She and her husband have four children and ten grandchildren. They spend much time at the beach with family boogie boarding, surfing, stand-up paddling, and hanging out.
Founding board member, Annette Hignight, is an experienced advocate for children, teens and adults affected by FASD, with a demonstrated history of working with relative caregivers and their children. She regularly conducts outreach throughout the greater Los Angeles area to inform and educate communities on FASD.
In 1980, Annette, then childless, took into her home a homeless, destitute young woman who had sought help from Annette’s church, and her infant son. After the mother disappeared without warning, the Los Angeles County Department of Children and Family Services (DCFS) eventually guided Annette and her husband to become licensed foster-adoptive parents for baby “Angel.”
As Angel grew, Annette realized that her son had a range of developmental challenges. They were finally recognized as being consistent with FASD. Now approaching middle-age, Angel still depends on his parents for behavioral support. He is a recovering alcoholic with a range of physical and psychological problems commonly associated with FASD.
In 2002, Angel’s then-girlfriend gave birth to a boy they couldn’t parent because of their substance abuse issues. Now divorced and facing her own health problems, Annette stepped up and became a relative caregiver for “Angel Jr.” Knowing that Little Angel was also prenatally exposed to alcohol like his parents, Annette declined the opportunity to adopt her grandson. She knew how financially draining caring for a child with a fetal alcohol condition could be, and how many social services he would need as he grew up.
But, from parenting Big Angel, Annette had learned a lot about the issues related to rearing a disabled child involved in the foster care system. While still assisting Big Angel, Annette continued to educate herself and worked tirelessly to get Little Angel the services he needed, including a diagnosis of FASD. In addition, Annette became a DCFS relative caregiver activist, helping other kinship caregivers, many of whom were taking care of grandchildren and great-grandchildren on a limited income, like she was.

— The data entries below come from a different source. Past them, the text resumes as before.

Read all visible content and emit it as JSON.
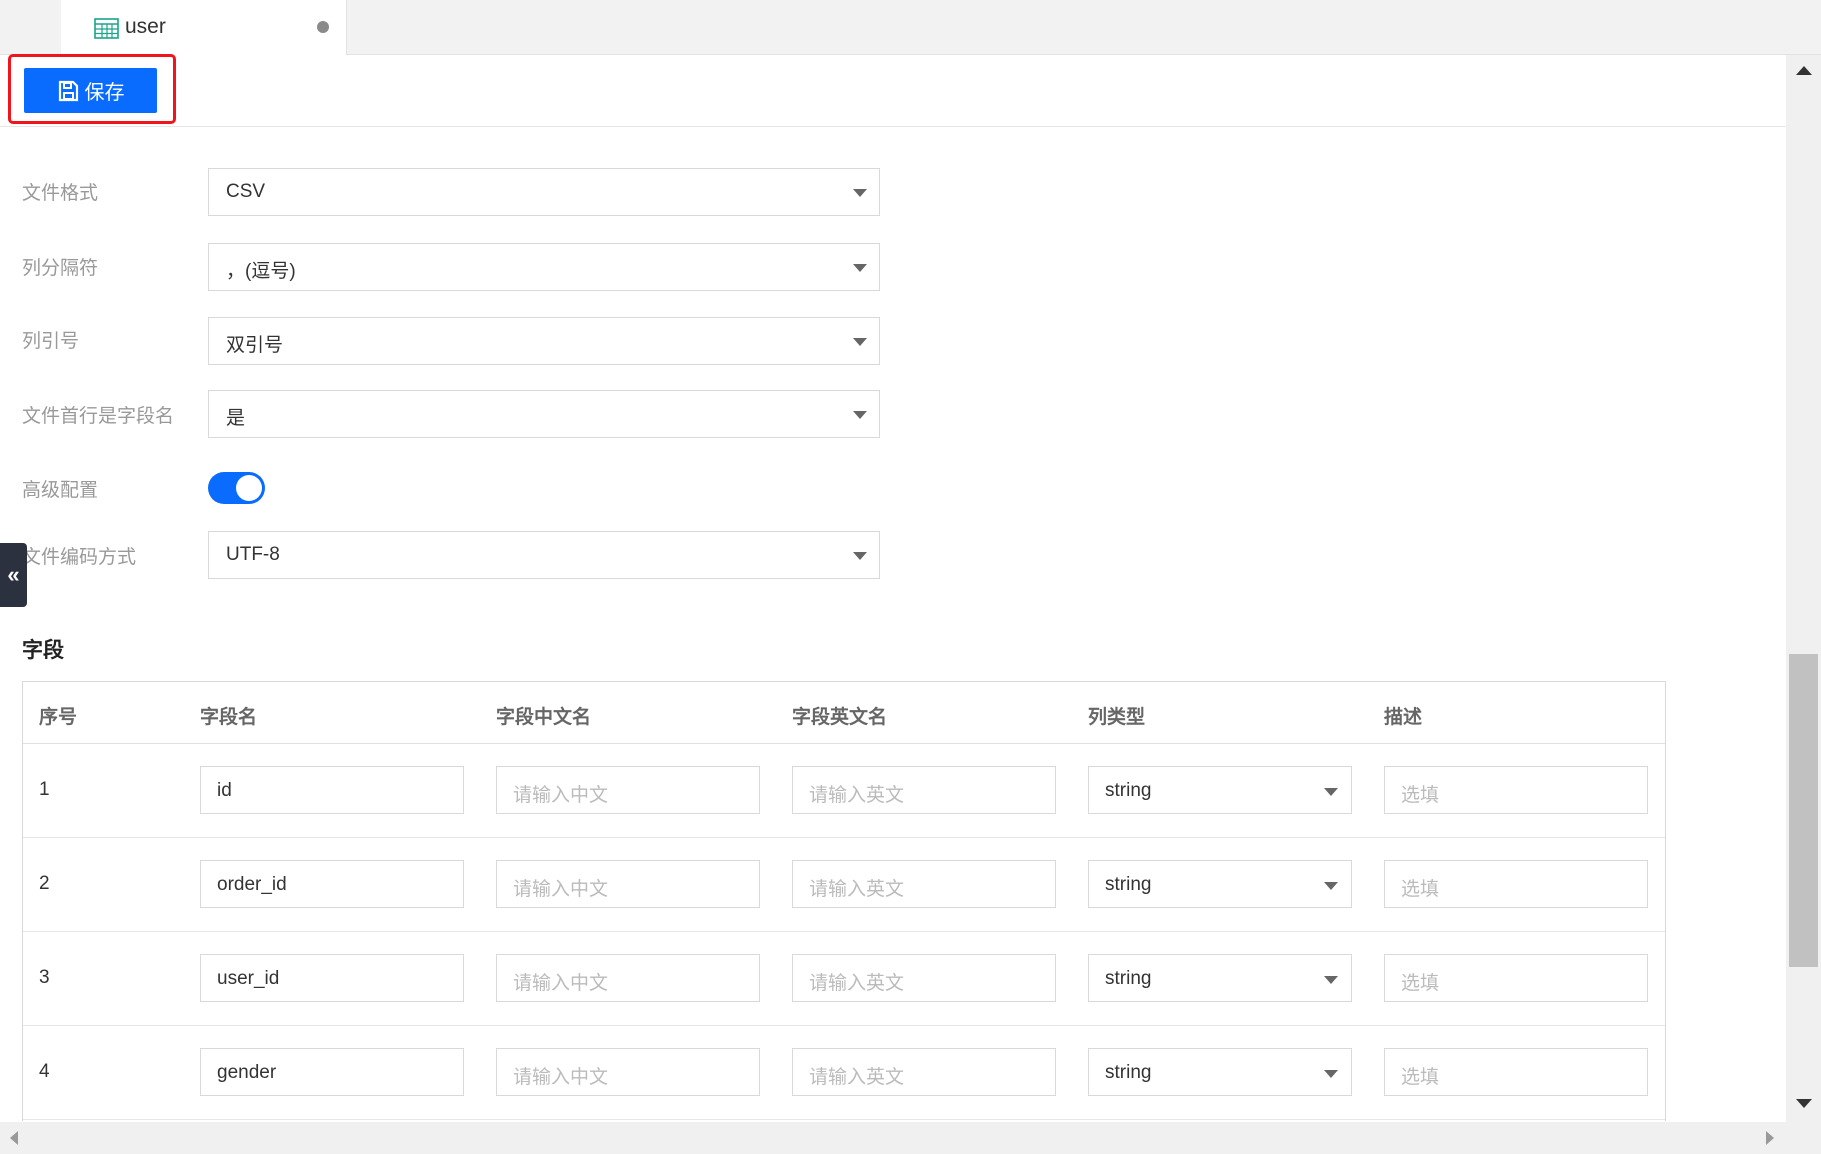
{
  "tab": {
    "label": "user",
    "icon": "table-grid-icon"
  },
  "toolbar": {
    "save_label": "保存",
    "save_icon": "floppy-disk-icon",
    "accent": "#0a6cff",
    "highlight_color": "#f2141b"
  },
  "form": {
    "file_format": {
      "label": "文件格式",
      "value": "CSV"
    },
    "column_delimiter": {
      "label": "列分隔符",
      "value": "，(逗号)"
    },
    "column_quote": {
      "label": "列引号",
      "value": "双引号"
    },
    "header_row": {
      "label": "文件首行是字段名",
      "value": "是"
    },
    "advanced": {
      "label": "高级配置",
      "enabled": true
    },
    "encoding": {
      "label": "文件编码方式",
      "value": "UTF-8"
    }
  },
  "side_handle": "«",
  "fields": {
    "title": "字段",
    "columns": [
      "序号",
      "字段名",
      "字段中文名",
      "字段英文名",
      "列类型",
      "描述"
    ],
    "rows": [
      {
        "index": "1",
        "name": "id",
        "cn_placeholder": "请输入中文",
        "en_placeholder": "请输入英文",
        "type": "string",
        "desc_placeholder": "选填"
      },
      {
        "index": "2",
        "name": "order_id",
        "cn_placeholder": "请输入中文",
        "en_placeholder": "请输入英文",
        "type": "string",
        "desc_placeholder": "选填"
      },
      {
        "index": "3",
        "name": "user_id",
        "cn_placeholder": "请输入中文",
        "en_placeholder": "请输入英文",
        "type": "string",
        "desc_placeholder": "选填"
      },
      {
        "index": "4",
        "name": "gender",
        "cn_placeholder": "请输入中文",
        "en_placeholder": "请输入英文",
        "type": "string",
        "desc_placeholder": "选填"
      }
    ]
  }
}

Today, Little Angel is a teenager and has experienced loss and trauma in addition to FASD. But he is getting services, thanks to Annette, that Big Angel missed out on. Annette is an independent representative for a line of beauty and personal care products, and is an active, dynamic spokesperson and lay educator for the FASD Network of Southern California.
Janis Reid is a long-term Southern California resident. She received her Bachelor of Science degree in Child and Family Development from Cal Poly San Luis Obispo and her Masters degree in Social Work from the University of Southern California. She is a Licensed Clinical Social Worker and worked for over 25 years in community mental health including direct service and management in School Based Mental Health, WRAP-Around services, Cal-Works, 0-5 programs, and Residential Treatment. Currently, she is in private practice focused on trauma, neuro-divergent individuals, and caregivers of children and youth. with FASD and special education needs. Janis is also certified by FASCETS as a trainer in the Neurobehavioral model of brain-based intervention. She has trained professionals and parents in groups and individual consultation.

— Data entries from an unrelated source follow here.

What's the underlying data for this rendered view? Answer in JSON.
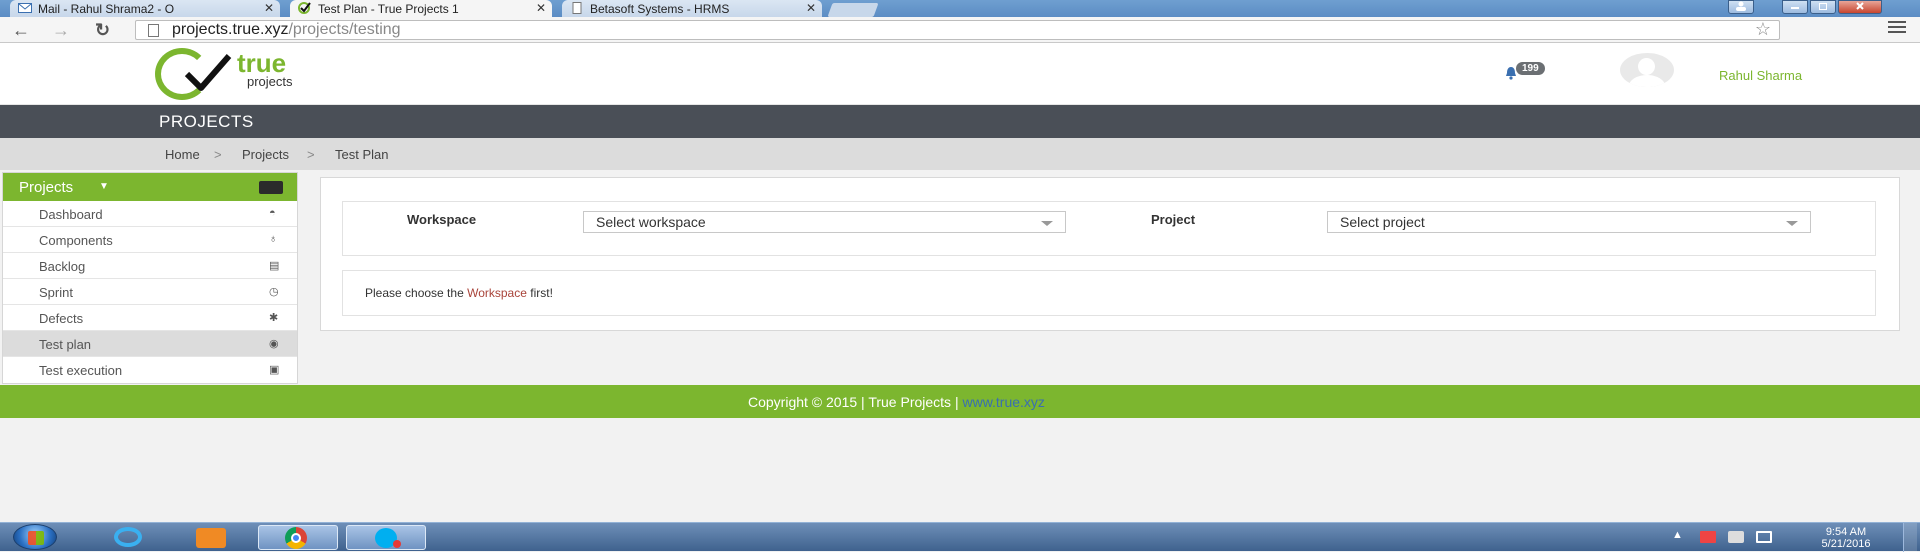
{
  "browser": {
    "tabs": [
      {
        "title": "Mail - Rahul Shrama2 - O",
        "icon": "mail-icon",
        "active": false
      },
      {
        "title": "Test Plan - True Projects 1",
        "icon": "check-icon",
        "active": true
      },
      {
        "title": "Betasoft Systems - HRMS",
        "icon": "page-icon",
        "active": false
      }
    ],
    "close_glyph": "✕",
    "url_host": "projects.true.xyz",
    "url_path": "/projects/testing",
    "back_glyph": "←",
    "forward_glyph": "→",
    "reload_glyph": "↻",
    "star_glyph": "☆"
  },
  "header": {
    "logo_main": "true",
    "logo_sub": "projects",
    "notification_count": "199",
    "user_name": "Rahul Sharma"
  },
  "section_title": "PROJECTS",
  "breadcrumb": [
    {
      "label": "Home"
    },
    {
      "label": "Projects"
    },
    {
      "label": "Test Plan"
    }
  ],
  "breadcrumb_sep": ">",
  "sidebar": {
    "heading": "Projects",
    "caret": "▼",
    "items": [
      {
        "label": "Dashboard",
        "icon": "dashboard-icon",
        "glyph": "◓",
        "active": false
      },
      {
        "label": "Components",
        "icon": "lightbulb-icon",
        "glyph": "♁",
        "active": false
      },
      {
        "label": "Backlog",
        "icon": "inbox-icon",
        "glyph": "▤",
        "active": false
      },
      {
        "label": "Sprint",
        "icon": "clock-icon",
        "glyph": "◷",
        "active": false
      },
      {
        "label": "Defects",
        "icon": "bug-icon",
        "glyph": "✱",
        "active": false
      },
      {
        "label": "Test plan",
        "icon": "eye-icon",
        "glyph": "◉",
        "active": true
      },
      {
        "label": "Test execution",
        "icon": "play-icon",
        "glyph": "▣",
        "active": false
      }
    ]
  },
  "filters": {
    "workspace_label": "Workspace",
    "workspace_value": "Select workspace",
    "project_label": "Project",
    "project_value": "Select project"
  },
  "message": {
    "before": "Please choose the",
    "highlight": "Workspace",
    "after": "first!"
  },
  "footer": {
    "text": "Copyright © 2015 | True Projects |",
    "link": "www.true.xyz"
  },
  "taskbar": {
    "time": "9:54 AM",
    "date": "5/21/2016",
    "tray_up_glyph": "▲"
  },
  "colors": {
    "brand_green": "#7cb62f",
    "dark_bar": "#4a4f57",
    "highlight_red": "#a9443a",
    "link_blue": "#3a6fb0"
  }
}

Janis and her wife, Brenda, adopted a teenaged son out of the Los Angeles County foster care system who has an FASD. Their now young adult son has recently moved out on his own.